The pain taught me I'm an entity with my very own feeling, unrelated to my environment. What I do can make me feel bad or good, regardless of the appreciation others have for these actions.
And the pain didn't come up with theories. It simply taught me to feel. The difference between feeling good and feeling bad. It openend my eyes for the direct link between doing and how I feel about what I'm doing.
For over 40 years I used to take a detour: I act --> I see the result (i.e. the appreciation from others) --> if the result is good, I feel good. That kind of functioning makes a person a vague shapeless, senseless thingy that the world can put into use according to taste.
Immediately after the inflammation was cured, I had a job interview. The new me simply flouted at all do's and don'ts for job seekers. I put on a faded jeans, sneakers with mud stains, an unironed shirt and a waistcoat from the men's department. Because I felt good wearing that.

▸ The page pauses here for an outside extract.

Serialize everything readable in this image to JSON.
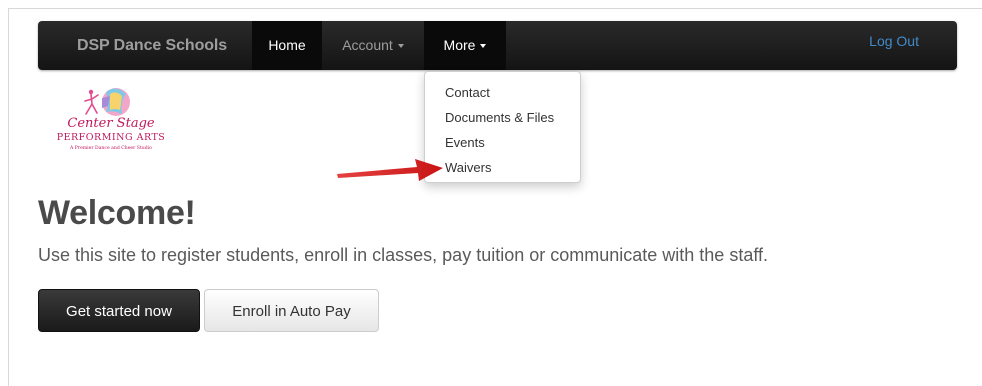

During the interview I applied the same rule. So I explained that I was looking not only for an income, but also the company of colleagues. That on the other hand I did not care much for the type of work I had to do. I also refused to paint my vision of the future: being so multifaceted, formulating any career plans would only mean cutting off some of my talents. I'd prefer to see what comes and I will endeavor (beautiful word) to turn it into a good experience.
I got the job.
It's the type of job I only marginally like [here's my reason for a pseudonym] and that my reintegration coach advised against. But this job pays so well that I can make a living out of working 24 hours per week. That leaves me ample time to do what I really want: write a blog that no one reads.
I notice that nowadays I put aside many chores in order to write. Sculpting, translating, editing and subtitling videos I do too, when I'm through with writing. I'm the most egotistical, distracted, unproductive, degenerate mother and pet owner in the world. I love it.
Thank you, Toothache, because I no longer postpone my wishes until after I finished what I 'ought' to do. I no longer ask myself what's the use of what I'm doing. I just check whether what I'm doing feels great or not. Without you, there would be no blog.